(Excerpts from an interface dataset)
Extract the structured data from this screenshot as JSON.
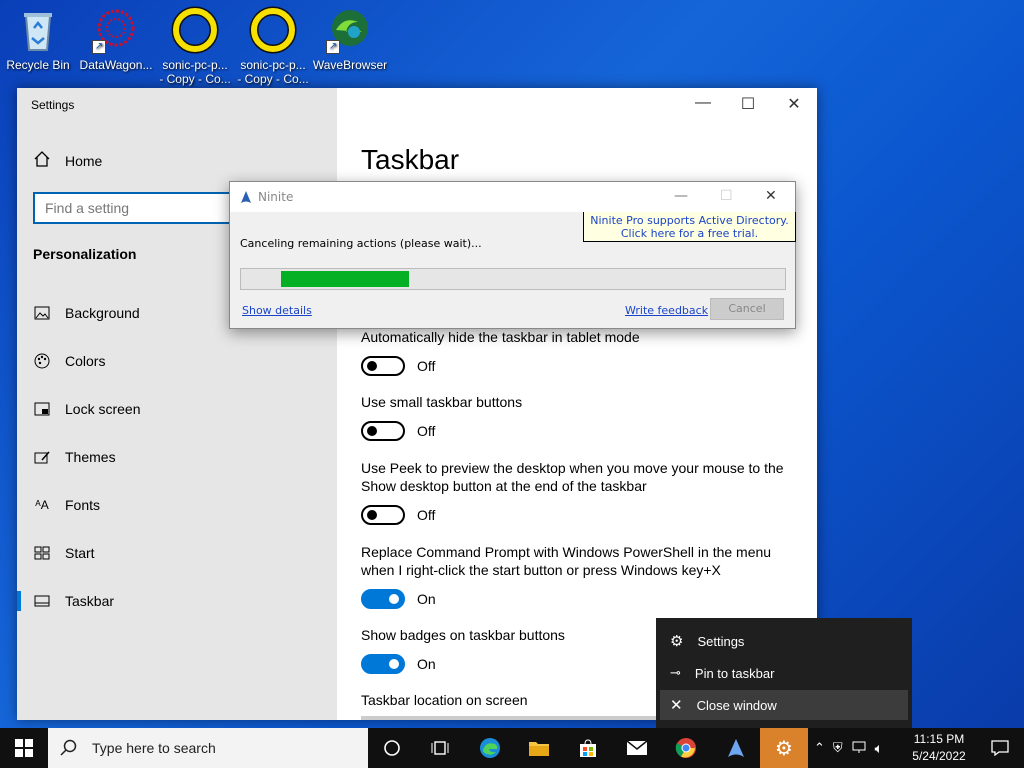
{
  "desktop": {
    "icons": [
      {
        "label": "Recycle Bin"
      },
      {
        "label": "DataWagon..."
      },
      {
        "label": "sonic-pc-p...\n- Copy - Co..."
      },
      {
        "label": "sonic-pc-p...\n- Copy - Co..."
      },
      {
        "label": "WaveBrowser"
      }
    ]
  },
  "settings": {
    "window_title": "Settings",
    "home_label": "Home",
    "search_placeholder": "Find a setting",
    "section_heading": "Personalization",
    "nav": [
      {
        "label": "Background",
        "icon": "picture-icon"
      },
      {
        "label": "Colors",
        "icon": "palette-icon"
      },
      {
        "label": "Lock screen",
        "icon": "lock-screen-icon"
      },
      {
        "label": "Themes",
        "icon": "themes-icon"
      },
      {
        "label": "Fonts",
        "icon": "fonts-icon"
      },
      {
        "label": "Start",
        "icon": "start-icon"
      },
      {
        "label": "Taskbar",
        "icon": "taskbar-icon",
        "selected": true
      }
    ],
    "page_title": "Taskbar",
    "options": [
      {
        "label": "Automatically hide the taskbar in tablet mode",
        "state": "Off",
        "on": false
      },
      {
        "label": "Use small taskbar buttons",
        "state": "Off",
        "on": false
      },
      {
        "label": "Use Peek to preview the desktop when you move your mouse to the Show desktop button at the end of the taskbar",
        "state": "Off",
        "on": false
      },
      {
        "label": "Replace Command Prompt with Windows PowerShell in the menu when I right-click the start button or press Windows key+X",
        "state": "On",
        "on": true
      },
      {
        "label": "Show badges on taskbar buttons",
        "state": "On",
        "on": true
      }
    ],
    "location_label": "Taskbar location on screen"
  },
  "ninite": {
    "title": "Ninite",
    "promo_line1": "Ninite Pro supports Active Directory.",
    "promo_line2": "Click here for a free trial.",
    "status": "Canceling remaining actions (please wait)...",
    "progress_start": 0.073,
    "progress_end": 0.307,
    "show_details": "Show details",
    "write_feedback": "Write feedback",
    "cancel": "Cancel"
  },
  "jumplist": {
    "items": [
      {
        "label": "Settings",
        "icon": "gear-icon"
      },
      {
        "label": "Pin to taskbar",
        "icon": "pin-icon"
      },
      {
        "label": "Close window",
        "icon": "close-icon"
      }
    ]
  },
  "taskbar": {
    "search_placeholder": "Type here to search",
    "time": "11:15 PM",
    "date": "5/24/2022"
  },
  "colors": {
    "accent": "#0078d7",
    "progress": "#06b025",
    "active_taskbar": "#d9822b"
  }
}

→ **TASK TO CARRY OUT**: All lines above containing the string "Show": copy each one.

→ **WRITTEN ANSWER**:
        "label": "Use Peek to preview the desktop when you move your mouse to the Show desktop button at the end of the taskbar",
        "label": "Show badges on taskbar buttons",
    "show_details": "Show details",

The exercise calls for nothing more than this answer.